### [The data]
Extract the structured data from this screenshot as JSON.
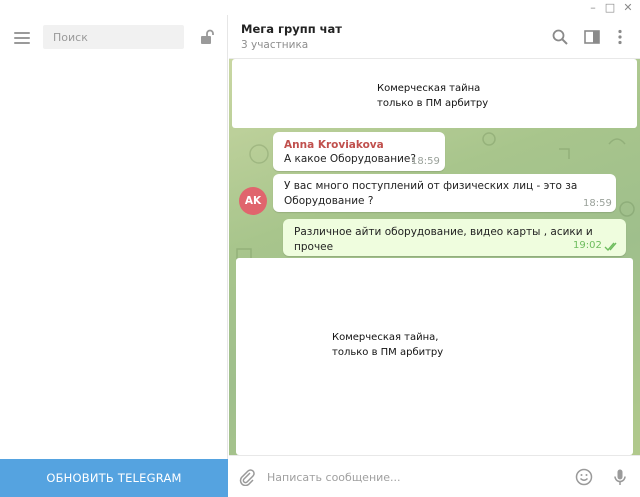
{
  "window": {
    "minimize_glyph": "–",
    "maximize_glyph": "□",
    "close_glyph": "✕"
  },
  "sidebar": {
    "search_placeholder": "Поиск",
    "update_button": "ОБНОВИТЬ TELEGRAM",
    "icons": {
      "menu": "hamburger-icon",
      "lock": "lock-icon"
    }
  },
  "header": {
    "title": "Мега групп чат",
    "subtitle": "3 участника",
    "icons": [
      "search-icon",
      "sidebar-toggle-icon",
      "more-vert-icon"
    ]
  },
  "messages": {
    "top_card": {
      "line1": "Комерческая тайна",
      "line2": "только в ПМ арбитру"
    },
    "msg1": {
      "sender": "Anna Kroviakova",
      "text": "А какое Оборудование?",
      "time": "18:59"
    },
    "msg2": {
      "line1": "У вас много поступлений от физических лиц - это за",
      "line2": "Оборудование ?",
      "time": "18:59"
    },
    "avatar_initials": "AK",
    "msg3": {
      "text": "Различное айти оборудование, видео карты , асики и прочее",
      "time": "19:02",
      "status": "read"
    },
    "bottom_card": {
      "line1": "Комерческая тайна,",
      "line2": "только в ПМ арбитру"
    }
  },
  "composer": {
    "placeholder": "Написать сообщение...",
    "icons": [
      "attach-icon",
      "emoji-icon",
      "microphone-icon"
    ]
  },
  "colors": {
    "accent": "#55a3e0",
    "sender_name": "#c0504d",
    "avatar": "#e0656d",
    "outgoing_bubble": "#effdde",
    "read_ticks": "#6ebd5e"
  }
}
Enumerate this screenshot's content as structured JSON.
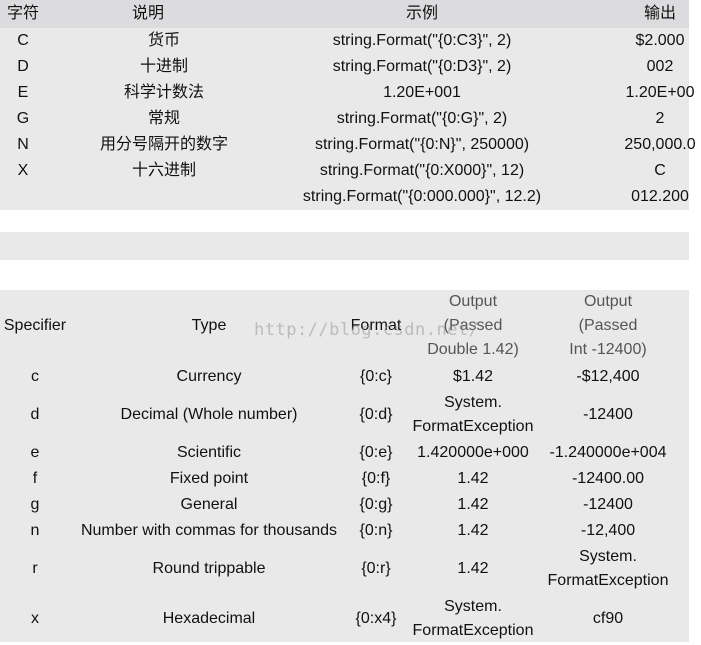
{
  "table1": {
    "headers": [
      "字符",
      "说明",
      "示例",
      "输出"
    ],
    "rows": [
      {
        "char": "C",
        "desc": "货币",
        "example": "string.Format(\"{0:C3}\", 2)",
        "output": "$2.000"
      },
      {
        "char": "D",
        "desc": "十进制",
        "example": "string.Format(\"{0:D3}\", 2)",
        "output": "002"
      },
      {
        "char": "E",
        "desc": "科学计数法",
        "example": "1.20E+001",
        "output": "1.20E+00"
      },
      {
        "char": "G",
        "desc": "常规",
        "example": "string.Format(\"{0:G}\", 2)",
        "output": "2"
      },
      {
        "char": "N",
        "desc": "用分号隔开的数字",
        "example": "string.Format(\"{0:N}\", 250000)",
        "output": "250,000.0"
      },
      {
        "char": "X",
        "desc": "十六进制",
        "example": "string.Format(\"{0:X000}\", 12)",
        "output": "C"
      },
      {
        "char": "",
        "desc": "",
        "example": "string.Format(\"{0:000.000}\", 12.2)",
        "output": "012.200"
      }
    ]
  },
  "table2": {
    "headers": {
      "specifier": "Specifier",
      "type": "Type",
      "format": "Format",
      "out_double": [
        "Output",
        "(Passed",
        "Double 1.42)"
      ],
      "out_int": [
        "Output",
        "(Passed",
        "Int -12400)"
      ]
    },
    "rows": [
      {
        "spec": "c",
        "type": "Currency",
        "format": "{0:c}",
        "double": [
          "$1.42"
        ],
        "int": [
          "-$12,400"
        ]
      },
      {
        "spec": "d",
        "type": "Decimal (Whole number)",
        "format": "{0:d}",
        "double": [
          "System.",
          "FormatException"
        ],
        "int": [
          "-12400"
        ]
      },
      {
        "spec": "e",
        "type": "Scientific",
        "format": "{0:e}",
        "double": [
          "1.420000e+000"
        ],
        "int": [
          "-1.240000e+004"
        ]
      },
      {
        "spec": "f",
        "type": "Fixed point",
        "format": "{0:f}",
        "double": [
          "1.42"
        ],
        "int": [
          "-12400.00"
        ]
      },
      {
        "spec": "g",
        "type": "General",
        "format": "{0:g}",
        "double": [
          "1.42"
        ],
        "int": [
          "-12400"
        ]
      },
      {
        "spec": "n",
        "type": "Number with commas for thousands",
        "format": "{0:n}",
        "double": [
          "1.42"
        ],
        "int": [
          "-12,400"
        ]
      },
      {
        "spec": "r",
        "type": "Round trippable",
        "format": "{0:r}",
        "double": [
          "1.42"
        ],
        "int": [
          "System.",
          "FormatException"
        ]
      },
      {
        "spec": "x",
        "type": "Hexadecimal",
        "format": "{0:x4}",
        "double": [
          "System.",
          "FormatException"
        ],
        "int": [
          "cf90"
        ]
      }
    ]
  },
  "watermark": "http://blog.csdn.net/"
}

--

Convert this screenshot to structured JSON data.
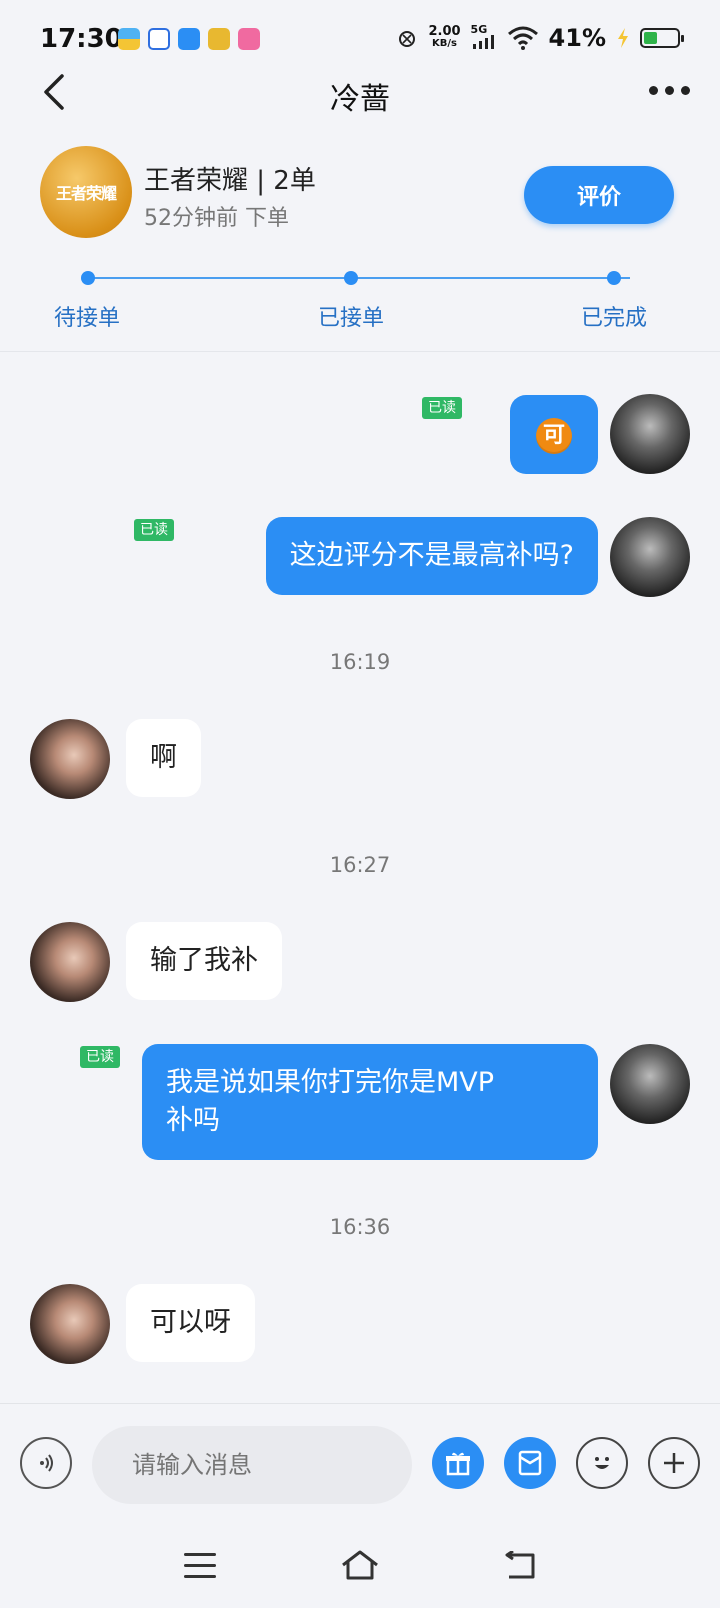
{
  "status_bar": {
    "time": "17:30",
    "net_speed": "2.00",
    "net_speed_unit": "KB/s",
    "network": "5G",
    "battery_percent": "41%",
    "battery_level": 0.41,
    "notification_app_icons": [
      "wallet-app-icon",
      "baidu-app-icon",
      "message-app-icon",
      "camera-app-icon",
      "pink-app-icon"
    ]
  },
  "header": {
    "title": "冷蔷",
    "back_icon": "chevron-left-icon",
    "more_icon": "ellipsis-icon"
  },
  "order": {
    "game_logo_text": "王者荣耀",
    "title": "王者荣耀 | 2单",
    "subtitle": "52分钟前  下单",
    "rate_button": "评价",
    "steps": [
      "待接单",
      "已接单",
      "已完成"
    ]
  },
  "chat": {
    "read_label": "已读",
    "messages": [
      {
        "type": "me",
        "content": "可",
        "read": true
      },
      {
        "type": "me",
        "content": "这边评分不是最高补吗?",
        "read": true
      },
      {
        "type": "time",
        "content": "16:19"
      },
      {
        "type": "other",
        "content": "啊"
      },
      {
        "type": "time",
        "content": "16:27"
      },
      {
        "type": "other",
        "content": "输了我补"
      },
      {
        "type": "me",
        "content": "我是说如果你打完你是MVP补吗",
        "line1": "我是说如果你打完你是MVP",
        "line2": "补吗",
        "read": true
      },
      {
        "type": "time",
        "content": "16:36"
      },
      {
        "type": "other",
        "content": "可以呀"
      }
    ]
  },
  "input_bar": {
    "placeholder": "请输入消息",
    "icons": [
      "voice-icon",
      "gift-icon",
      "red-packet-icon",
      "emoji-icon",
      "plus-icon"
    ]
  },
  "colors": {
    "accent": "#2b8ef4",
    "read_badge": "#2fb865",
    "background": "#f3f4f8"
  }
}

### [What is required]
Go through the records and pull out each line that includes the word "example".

### [Answer box]
        "example": "string.Format(\"{0:C3}\", 2)",
        "example": "string.Format(\"{0:D3}\", 2)",
        "example": "1.20E+001",
        "example": "string.Format(\"{0:G}\", 2)",
        "example": "string.Format(\"{0:N}\", 250000)",
        "example": "string.Format(\"{0:X000}\", 12)",
        "example": "string.Format(\"{0:000.000}\", 12.2)",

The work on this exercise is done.